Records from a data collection
#####

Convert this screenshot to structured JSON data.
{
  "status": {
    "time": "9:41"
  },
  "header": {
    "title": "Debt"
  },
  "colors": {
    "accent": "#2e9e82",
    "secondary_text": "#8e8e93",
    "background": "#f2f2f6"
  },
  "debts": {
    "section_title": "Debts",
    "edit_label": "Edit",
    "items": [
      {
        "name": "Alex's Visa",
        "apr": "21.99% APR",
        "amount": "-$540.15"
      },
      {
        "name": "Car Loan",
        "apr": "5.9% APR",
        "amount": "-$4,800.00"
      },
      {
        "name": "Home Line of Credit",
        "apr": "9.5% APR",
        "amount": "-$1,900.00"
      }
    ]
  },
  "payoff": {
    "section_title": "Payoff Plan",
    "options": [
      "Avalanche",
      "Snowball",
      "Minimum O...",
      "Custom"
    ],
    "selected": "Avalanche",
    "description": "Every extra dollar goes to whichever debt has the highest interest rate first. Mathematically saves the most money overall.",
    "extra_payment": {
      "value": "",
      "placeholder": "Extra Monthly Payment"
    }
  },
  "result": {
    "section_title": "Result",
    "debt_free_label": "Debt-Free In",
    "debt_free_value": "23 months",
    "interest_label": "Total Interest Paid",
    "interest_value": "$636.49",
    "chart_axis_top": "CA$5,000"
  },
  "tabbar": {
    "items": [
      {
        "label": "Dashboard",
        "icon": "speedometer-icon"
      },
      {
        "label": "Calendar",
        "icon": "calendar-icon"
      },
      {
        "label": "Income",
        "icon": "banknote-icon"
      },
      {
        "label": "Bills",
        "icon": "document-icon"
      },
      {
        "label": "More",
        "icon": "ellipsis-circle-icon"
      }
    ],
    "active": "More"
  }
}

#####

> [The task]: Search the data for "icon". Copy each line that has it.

> [Result of this task]:
        "icon": "speedometer-icon"
        "icon": "calendar-icon"
        "icon": "banknote-icon"
        "icon": "document-icon"
        "icon": "ellipsis-circle-icon"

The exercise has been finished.